All lines from the one containing "Parse this screenshot: output" to the end of the data below are to be returned exactly, both ends included, with nothing added.

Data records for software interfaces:
*** Begin section ***
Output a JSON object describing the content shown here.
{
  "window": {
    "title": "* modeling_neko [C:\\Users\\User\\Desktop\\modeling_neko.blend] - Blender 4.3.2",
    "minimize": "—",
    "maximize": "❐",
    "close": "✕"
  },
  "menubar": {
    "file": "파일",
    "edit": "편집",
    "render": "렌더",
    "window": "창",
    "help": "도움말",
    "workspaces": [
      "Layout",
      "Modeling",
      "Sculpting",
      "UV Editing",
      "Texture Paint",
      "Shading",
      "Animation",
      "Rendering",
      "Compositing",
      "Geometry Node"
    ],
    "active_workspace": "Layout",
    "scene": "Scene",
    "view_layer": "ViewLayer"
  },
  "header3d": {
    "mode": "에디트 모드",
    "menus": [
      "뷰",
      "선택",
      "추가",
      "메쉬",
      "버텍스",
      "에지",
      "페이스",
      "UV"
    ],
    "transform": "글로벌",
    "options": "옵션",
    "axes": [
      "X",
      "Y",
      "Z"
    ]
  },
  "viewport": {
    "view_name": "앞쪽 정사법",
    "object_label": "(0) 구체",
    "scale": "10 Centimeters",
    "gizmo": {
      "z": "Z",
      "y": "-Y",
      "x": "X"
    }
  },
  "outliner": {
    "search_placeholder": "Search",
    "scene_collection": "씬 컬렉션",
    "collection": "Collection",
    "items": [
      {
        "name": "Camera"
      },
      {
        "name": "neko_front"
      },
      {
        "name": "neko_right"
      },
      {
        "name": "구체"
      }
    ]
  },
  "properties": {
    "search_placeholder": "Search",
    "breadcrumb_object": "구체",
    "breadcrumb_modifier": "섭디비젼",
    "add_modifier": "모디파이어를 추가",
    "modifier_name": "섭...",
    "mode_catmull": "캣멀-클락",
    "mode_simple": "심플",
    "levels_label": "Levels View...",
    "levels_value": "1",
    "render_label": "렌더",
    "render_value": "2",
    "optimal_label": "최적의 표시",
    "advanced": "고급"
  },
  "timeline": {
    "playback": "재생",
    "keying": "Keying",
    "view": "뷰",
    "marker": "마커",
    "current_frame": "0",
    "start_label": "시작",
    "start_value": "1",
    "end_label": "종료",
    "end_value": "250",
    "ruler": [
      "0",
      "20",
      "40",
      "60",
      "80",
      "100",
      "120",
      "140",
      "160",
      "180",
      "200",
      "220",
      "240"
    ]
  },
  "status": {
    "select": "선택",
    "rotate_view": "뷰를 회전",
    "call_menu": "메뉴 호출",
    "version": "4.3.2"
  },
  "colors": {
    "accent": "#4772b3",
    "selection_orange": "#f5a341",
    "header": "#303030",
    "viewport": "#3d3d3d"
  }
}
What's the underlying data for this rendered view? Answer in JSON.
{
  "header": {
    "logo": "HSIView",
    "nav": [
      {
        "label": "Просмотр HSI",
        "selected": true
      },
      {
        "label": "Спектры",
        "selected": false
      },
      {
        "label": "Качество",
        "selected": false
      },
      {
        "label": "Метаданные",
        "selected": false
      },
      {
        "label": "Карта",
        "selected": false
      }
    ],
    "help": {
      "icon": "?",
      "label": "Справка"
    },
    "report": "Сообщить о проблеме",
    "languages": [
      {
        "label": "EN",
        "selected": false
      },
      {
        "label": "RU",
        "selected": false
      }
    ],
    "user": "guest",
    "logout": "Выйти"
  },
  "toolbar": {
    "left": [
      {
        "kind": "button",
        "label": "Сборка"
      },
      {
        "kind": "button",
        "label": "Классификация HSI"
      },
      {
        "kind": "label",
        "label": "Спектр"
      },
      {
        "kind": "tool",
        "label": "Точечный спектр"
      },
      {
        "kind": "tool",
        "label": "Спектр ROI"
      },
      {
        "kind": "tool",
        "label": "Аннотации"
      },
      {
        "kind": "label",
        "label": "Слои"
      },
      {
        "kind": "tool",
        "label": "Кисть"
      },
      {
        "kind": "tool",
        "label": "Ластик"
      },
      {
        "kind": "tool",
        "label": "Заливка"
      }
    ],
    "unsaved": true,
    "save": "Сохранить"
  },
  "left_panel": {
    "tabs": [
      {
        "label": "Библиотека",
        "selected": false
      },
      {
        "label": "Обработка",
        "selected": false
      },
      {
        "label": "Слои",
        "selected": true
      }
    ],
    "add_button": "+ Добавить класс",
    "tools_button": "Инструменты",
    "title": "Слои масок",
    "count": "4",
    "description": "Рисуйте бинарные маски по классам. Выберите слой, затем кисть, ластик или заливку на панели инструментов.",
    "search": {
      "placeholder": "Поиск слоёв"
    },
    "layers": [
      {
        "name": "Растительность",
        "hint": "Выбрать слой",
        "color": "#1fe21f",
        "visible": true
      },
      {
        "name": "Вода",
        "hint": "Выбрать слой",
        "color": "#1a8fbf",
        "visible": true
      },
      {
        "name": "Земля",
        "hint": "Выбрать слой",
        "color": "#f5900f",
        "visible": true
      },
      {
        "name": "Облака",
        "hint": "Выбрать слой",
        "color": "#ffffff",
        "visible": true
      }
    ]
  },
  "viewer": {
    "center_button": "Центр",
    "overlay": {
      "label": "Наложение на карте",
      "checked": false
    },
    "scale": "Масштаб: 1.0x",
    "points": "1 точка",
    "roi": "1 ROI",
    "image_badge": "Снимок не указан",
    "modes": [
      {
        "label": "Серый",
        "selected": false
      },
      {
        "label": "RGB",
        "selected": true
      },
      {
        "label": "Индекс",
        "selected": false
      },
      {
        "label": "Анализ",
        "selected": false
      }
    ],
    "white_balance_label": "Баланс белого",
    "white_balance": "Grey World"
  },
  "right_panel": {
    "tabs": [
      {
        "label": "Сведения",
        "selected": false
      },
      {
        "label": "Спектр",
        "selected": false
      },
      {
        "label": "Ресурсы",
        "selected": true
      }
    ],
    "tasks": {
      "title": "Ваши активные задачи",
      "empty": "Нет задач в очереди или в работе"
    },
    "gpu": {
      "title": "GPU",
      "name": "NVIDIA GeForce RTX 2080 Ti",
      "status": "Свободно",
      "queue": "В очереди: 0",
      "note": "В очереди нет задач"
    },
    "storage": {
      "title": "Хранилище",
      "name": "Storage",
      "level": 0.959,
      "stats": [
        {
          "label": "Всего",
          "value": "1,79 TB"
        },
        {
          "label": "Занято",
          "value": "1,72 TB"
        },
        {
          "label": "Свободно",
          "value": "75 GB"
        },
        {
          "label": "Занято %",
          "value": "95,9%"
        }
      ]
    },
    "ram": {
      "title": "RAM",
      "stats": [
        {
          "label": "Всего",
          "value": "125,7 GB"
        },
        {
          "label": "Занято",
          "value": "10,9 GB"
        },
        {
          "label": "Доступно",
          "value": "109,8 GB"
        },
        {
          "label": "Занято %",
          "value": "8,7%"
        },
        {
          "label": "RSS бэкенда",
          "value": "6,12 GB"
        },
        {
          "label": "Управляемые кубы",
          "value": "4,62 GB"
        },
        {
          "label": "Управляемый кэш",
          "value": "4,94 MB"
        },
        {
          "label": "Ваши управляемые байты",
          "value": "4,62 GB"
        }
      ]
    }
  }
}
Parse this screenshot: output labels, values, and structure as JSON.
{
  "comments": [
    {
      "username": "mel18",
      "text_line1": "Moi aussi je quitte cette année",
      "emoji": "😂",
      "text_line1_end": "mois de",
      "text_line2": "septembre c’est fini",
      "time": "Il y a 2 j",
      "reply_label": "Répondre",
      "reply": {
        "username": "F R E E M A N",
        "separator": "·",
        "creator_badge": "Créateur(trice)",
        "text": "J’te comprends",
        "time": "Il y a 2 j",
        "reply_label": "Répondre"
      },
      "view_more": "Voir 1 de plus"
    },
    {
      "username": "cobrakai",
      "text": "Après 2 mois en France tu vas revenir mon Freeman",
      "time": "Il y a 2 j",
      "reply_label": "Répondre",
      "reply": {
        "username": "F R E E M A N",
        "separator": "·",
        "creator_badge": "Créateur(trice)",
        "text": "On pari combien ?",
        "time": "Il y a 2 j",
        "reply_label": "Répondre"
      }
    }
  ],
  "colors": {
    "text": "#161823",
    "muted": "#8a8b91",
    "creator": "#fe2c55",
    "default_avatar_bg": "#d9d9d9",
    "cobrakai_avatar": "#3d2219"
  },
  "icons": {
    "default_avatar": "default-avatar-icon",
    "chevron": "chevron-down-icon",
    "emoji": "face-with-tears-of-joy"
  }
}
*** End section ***
* _ANSWER SECTION_:
Parse this screenshot: output labels, values, and structure as JSON.
{
  "comments": [
    {
      "username": "mel18",
      "text_line1": "Moi aussi je quitte cette année",
      "emoji": "😂",
      "text_line1_end": "mois de",
      "text_line2": "septembre c’est fini",
      "time": "Il y a 2 j",
      "reply_label": "Répondre",
      "reply": {
        "username": "F R E E M A N",
        "separator": "·",
        "creator_badge": "Créateur(trice)",
        "text": "J’te comprends",
        "time": "Il y a 2 j",
        "reply_label": "Répondre"
      },
      "view_more": "Voir 1 de plus"
    },
    {
      "username": "cobrakai",
      "text": "Après 2 mois en France tu vas revenir mon Freeman",
      "time": "Il y a 2 j",
      "reply_label": "Répondre",
      "reply": {
        "username": "F R E E M A N",
        "separator": "·",
        "creator_badge": "Créateur(trice)",
        "text": "On pari combien ?",
        "time": "Il y a 2 j",
        "reply_label": "Répondre"
      }
    }
  ],
  "colors": {
    "text": "#161823",
    "muted": "#8a8b91",
    "creator": "#fe2c55",
    "default_avatar_bg": "#d9d9d9",
    "cobrakai_avatar": "#3d2219"
  },
  "icons": {
    "default_avatar": "default-avatar-icon",
    "chevron": "chevron-down-icon",
    "emoji": "face-with-tears-of-joy"
  }
}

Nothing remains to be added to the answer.